→ Assignment
From the records, return each line that has the word "JSON" in it.

----- Data to process

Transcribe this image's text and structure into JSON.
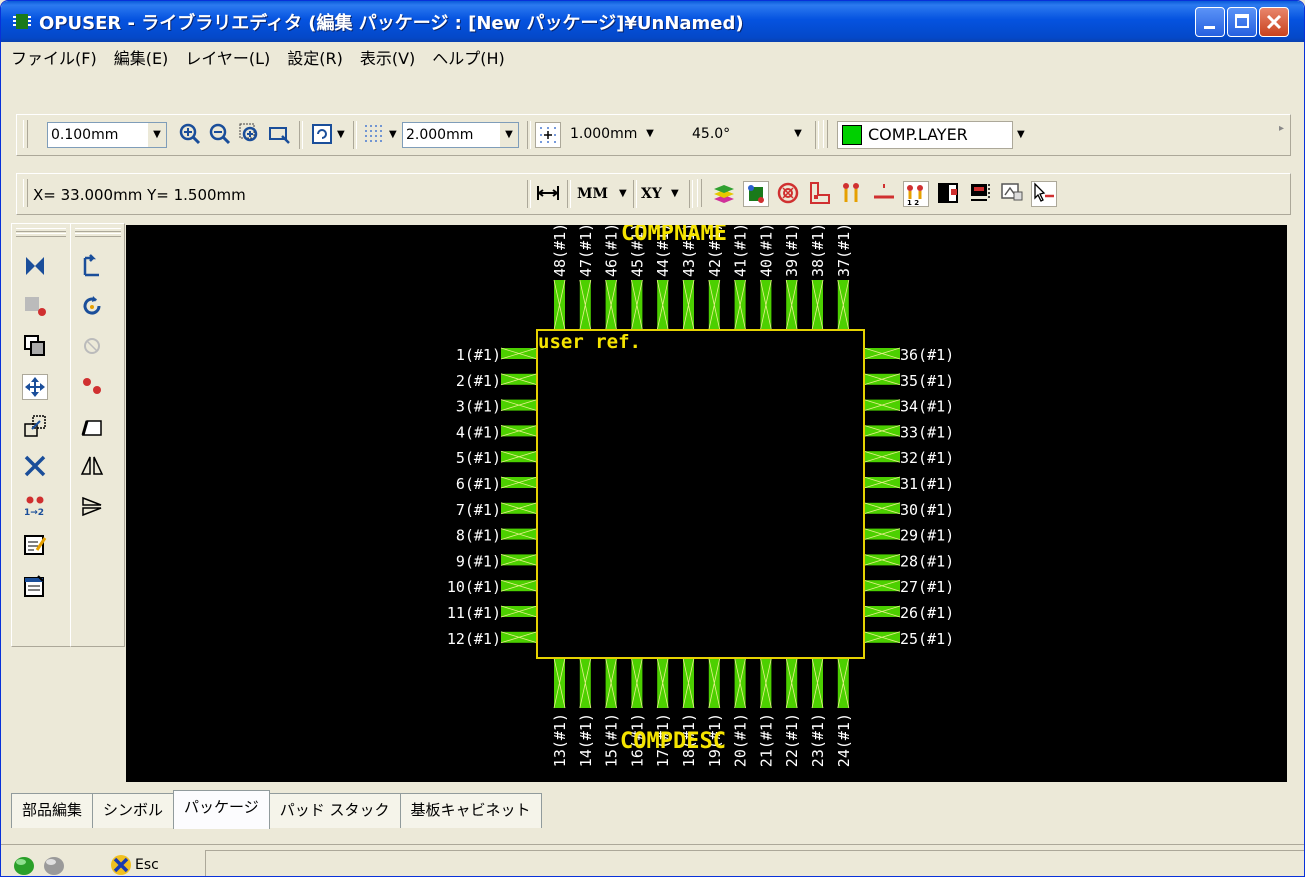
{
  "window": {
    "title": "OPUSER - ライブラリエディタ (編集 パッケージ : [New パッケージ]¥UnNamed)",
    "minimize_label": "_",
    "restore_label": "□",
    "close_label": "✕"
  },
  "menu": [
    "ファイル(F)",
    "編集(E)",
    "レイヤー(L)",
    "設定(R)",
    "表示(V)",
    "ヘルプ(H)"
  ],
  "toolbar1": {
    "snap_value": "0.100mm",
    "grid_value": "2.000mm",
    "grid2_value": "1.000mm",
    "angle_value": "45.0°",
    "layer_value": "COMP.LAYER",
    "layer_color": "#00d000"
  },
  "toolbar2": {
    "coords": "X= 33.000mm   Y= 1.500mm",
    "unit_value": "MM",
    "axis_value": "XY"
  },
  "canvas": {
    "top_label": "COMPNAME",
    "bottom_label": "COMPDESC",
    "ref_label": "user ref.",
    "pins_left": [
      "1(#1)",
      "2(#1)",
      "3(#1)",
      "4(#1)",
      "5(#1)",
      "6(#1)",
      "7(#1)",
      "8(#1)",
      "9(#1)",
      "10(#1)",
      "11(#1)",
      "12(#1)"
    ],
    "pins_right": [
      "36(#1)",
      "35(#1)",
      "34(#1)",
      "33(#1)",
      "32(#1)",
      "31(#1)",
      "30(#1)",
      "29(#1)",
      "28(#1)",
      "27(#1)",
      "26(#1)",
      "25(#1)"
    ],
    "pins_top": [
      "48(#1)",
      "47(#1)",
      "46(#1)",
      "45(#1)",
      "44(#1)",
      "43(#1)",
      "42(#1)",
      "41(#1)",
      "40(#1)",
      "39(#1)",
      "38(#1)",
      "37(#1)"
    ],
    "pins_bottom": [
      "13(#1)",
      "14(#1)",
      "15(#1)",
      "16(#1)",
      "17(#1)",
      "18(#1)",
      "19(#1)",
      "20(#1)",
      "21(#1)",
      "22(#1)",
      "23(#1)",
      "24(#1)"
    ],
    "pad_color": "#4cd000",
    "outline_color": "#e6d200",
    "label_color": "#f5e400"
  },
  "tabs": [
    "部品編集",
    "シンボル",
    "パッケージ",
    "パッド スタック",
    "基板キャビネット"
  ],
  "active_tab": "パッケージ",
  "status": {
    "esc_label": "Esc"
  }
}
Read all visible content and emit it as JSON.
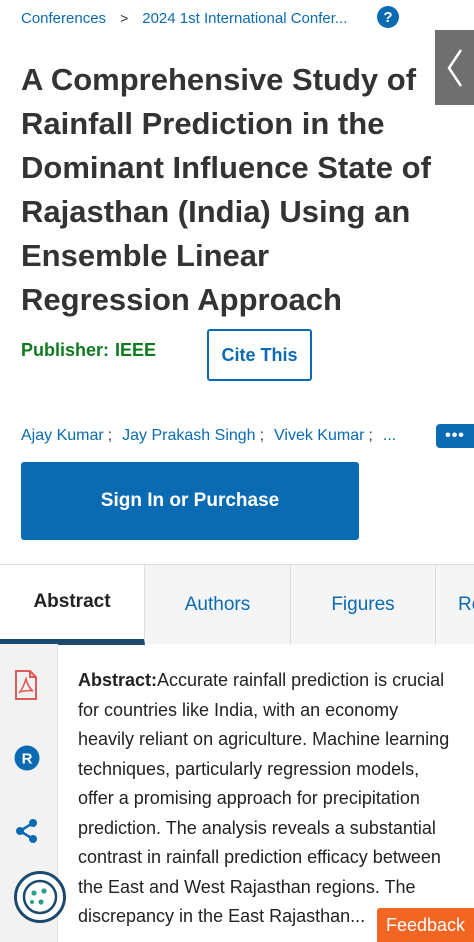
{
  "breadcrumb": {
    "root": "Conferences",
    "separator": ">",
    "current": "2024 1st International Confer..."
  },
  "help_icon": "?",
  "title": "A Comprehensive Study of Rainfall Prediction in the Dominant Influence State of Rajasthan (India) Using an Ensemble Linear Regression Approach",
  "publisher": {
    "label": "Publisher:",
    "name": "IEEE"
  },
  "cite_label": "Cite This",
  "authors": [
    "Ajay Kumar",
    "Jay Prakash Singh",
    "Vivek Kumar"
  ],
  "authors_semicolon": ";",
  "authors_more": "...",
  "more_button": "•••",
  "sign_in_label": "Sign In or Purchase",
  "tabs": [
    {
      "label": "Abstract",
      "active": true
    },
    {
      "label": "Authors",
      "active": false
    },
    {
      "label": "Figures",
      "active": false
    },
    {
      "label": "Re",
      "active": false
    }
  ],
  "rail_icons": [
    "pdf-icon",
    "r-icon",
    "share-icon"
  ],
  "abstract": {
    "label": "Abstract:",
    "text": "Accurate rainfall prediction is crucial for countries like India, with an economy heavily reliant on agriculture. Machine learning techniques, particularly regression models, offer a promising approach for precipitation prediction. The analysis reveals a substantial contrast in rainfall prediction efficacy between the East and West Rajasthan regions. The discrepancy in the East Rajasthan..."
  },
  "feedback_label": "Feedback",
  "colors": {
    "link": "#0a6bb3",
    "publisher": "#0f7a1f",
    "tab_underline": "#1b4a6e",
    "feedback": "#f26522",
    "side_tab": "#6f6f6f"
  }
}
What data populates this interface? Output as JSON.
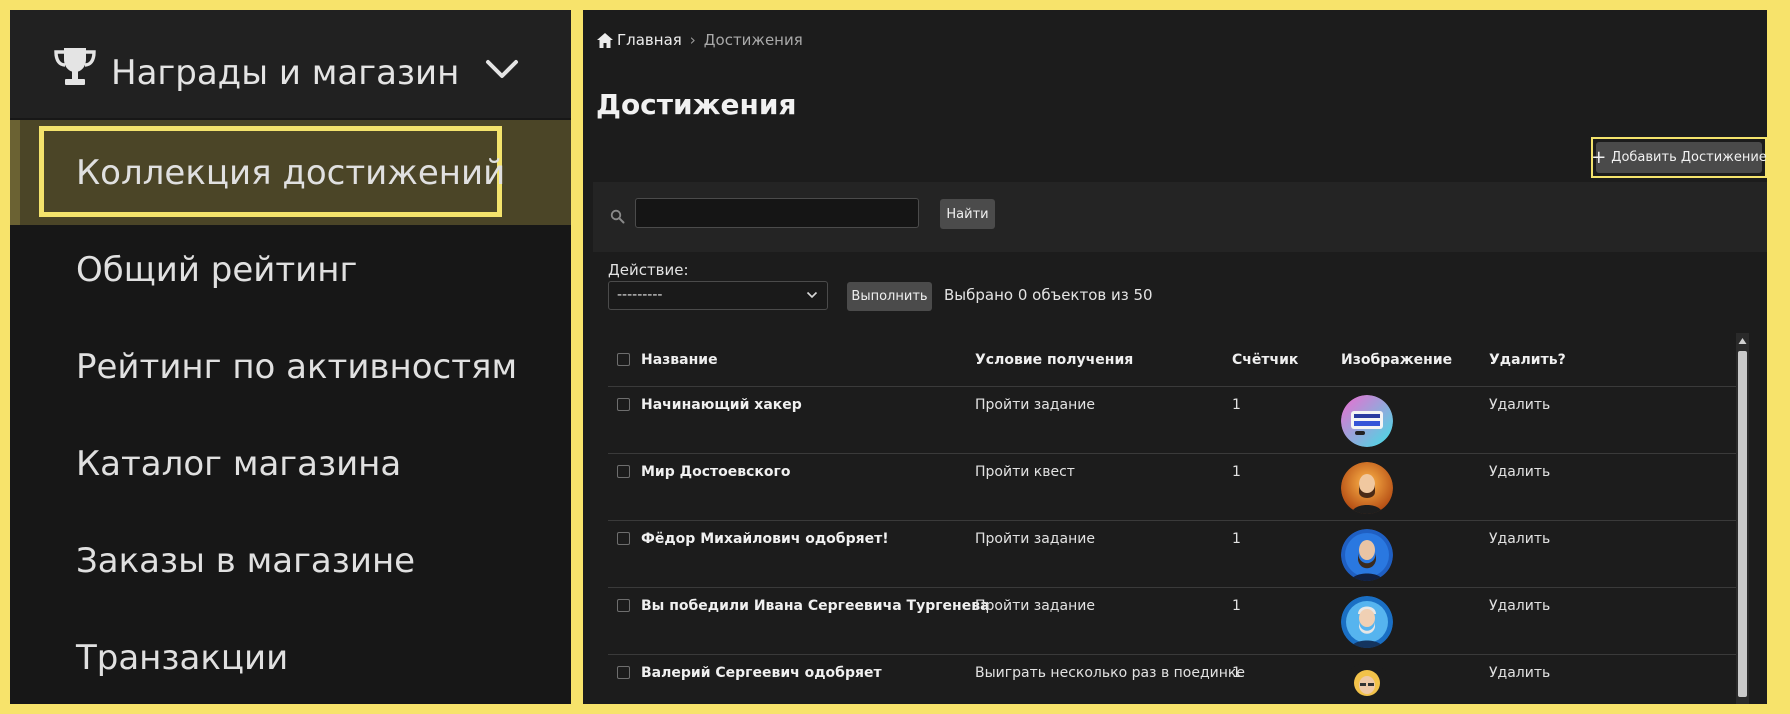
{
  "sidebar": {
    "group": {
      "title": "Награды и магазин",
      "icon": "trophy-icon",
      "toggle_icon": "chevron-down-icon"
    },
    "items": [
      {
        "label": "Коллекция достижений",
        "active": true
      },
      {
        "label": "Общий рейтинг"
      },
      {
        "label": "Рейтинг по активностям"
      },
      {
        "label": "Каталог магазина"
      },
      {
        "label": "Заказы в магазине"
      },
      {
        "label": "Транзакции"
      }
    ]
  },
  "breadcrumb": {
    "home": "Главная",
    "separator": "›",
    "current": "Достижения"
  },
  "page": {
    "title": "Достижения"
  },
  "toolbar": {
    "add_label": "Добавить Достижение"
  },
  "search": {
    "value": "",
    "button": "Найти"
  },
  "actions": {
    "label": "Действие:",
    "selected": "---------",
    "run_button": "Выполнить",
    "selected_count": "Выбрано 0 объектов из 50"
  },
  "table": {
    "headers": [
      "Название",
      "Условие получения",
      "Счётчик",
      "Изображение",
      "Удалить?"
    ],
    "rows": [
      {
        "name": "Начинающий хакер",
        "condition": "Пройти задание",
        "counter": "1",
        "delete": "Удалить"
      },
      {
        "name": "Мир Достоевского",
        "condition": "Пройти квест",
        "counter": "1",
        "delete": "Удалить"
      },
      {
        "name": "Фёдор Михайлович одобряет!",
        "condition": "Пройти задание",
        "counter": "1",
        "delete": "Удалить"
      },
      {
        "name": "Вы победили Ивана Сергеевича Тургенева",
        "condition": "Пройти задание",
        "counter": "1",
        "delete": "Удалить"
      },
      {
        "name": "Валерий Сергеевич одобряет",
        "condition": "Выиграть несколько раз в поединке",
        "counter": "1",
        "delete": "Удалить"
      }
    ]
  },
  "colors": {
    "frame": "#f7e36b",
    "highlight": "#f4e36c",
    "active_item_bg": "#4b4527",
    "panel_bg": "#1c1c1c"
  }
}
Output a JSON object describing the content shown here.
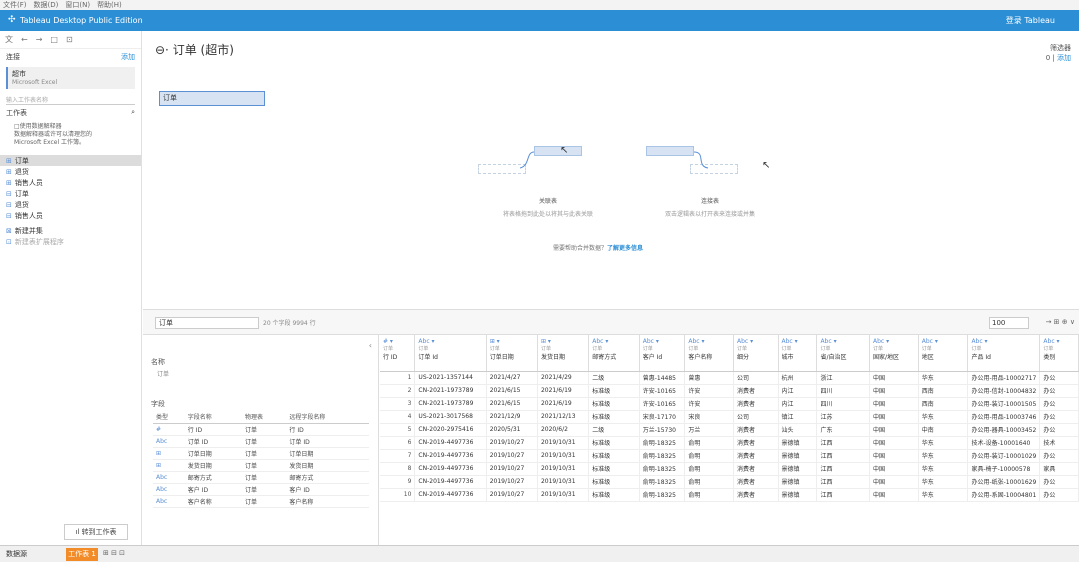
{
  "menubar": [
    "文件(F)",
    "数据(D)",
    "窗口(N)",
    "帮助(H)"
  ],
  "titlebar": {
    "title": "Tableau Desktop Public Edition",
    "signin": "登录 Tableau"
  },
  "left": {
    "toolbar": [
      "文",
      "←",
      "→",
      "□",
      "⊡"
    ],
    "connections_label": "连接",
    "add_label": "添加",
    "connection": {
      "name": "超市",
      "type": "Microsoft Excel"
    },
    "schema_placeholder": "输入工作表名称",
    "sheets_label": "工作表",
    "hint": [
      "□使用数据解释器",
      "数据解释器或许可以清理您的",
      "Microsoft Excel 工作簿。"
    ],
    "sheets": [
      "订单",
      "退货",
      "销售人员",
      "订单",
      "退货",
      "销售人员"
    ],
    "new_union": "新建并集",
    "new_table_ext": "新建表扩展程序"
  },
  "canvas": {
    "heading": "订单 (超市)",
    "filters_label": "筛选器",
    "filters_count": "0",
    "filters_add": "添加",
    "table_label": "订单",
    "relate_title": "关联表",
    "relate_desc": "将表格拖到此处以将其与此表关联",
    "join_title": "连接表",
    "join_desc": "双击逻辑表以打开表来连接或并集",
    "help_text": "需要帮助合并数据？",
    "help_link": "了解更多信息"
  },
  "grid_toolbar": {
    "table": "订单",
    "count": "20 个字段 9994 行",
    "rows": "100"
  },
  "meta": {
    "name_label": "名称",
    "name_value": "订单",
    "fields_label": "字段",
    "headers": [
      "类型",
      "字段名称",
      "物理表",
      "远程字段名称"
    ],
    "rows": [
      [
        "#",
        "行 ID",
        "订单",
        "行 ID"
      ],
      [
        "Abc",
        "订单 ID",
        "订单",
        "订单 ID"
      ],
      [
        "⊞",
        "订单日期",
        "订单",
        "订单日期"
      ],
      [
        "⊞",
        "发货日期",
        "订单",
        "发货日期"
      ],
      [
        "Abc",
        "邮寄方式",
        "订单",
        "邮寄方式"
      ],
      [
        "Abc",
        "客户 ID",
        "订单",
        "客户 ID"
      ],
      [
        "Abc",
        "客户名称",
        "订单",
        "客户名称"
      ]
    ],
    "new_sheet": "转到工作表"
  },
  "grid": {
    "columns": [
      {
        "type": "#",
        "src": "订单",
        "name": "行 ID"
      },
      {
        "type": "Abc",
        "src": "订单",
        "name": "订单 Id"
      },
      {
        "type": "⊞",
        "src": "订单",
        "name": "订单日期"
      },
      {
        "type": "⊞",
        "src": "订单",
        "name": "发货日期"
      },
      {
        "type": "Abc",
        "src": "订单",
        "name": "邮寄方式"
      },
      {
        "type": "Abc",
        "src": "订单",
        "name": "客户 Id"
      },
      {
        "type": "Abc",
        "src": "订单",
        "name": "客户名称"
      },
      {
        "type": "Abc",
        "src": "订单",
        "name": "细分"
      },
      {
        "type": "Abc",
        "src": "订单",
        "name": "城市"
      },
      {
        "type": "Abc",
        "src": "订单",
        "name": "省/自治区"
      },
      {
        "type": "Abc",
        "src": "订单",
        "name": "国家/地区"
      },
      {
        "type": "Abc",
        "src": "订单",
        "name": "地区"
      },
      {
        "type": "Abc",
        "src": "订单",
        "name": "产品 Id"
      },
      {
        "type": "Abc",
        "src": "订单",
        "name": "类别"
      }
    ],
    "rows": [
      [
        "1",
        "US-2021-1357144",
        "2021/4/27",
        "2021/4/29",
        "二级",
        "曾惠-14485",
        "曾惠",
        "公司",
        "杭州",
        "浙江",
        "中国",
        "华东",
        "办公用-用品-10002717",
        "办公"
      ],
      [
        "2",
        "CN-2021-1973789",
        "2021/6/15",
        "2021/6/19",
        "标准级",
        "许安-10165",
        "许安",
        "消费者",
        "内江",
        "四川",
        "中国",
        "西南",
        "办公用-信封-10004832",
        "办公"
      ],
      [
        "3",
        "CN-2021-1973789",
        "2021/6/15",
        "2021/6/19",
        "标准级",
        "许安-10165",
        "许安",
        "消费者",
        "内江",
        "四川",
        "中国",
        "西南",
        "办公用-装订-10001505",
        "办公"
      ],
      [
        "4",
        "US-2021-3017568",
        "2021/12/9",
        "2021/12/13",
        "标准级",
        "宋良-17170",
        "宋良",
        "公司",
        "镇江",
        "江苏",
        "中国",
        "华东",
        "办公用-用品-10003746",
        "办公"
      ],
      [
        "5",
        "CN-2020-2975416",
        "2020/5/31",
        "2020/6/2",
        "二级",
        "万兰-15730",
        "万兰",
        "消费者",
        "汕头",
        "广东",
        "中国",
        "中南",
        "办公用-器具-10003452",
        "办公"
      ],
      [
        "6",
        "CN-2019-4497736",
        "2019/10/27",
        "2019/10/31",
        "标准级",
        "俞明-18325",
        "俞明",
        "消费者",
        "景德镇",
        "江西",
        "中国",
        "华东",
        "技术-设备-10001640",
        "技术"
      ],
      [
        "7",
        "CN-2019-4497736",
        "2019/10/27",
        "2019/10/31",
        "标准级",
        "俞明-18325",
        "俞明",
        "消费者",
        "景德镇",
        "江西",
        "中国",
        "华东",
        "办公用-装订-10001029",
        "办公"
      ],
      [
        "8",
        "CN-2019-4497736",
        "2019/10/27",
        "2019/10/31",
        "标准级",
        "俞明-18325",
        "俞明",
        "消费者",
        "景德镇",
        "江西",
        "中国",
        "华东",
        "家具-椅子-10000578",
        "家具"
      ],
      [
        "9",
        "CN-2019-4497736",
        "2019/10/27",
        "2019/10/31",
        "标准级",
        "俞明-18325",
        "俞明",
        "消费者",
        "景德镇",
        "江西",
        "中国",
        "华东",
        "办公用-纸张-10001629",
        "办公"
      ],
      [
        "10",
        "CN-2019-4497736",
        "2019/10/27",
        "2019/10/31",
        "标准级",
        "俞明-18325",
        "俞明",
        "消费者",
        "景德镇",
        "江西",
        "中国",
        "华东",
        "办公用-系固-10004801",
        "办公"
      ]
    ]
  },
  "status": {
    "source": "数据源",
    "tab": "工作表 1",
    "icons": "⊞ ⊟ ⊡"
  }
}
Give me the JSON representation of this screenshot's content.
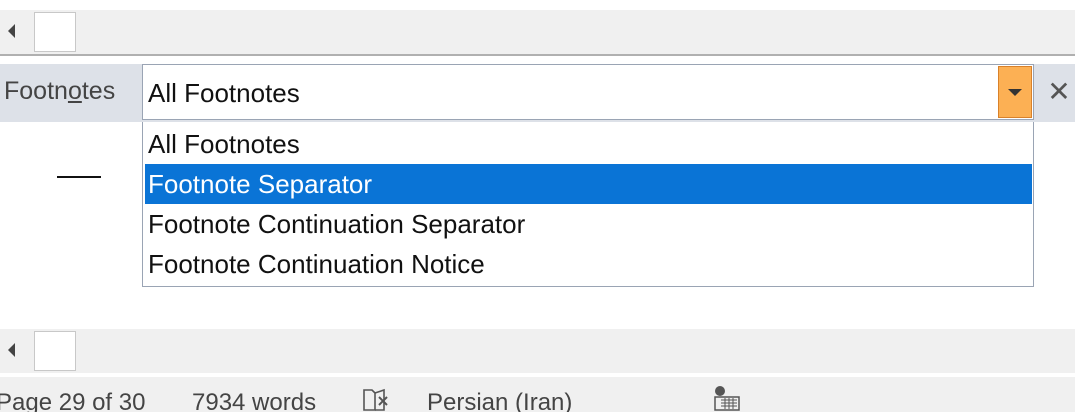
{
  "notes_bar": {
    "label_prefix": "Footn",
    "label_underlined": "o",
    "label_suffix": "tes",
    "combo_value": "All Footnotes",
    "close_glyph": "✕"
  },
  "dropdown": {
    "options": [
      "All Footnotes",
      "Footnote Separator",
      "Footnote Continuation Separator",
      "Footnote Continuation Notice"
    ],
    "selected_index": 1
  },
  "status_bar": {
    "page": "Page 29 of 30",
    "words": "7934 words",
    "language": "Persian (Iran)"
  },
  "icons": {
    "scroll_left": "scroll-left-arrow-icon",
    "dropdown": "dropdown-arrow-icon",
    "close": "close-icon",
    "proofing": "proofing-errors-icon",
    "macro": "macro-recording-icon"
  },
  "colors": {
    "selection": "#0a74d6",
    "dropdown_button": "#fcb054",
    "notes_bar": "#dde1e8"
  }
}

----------

→ Answer section
Transcribe this image's text and structure into JSON.
Read all visible content and emit it as JSON.
What data populates this interface? Output as JSON.
Output a JSON object describing the content shown here.
Give me the JSON representation of this screenshot's content.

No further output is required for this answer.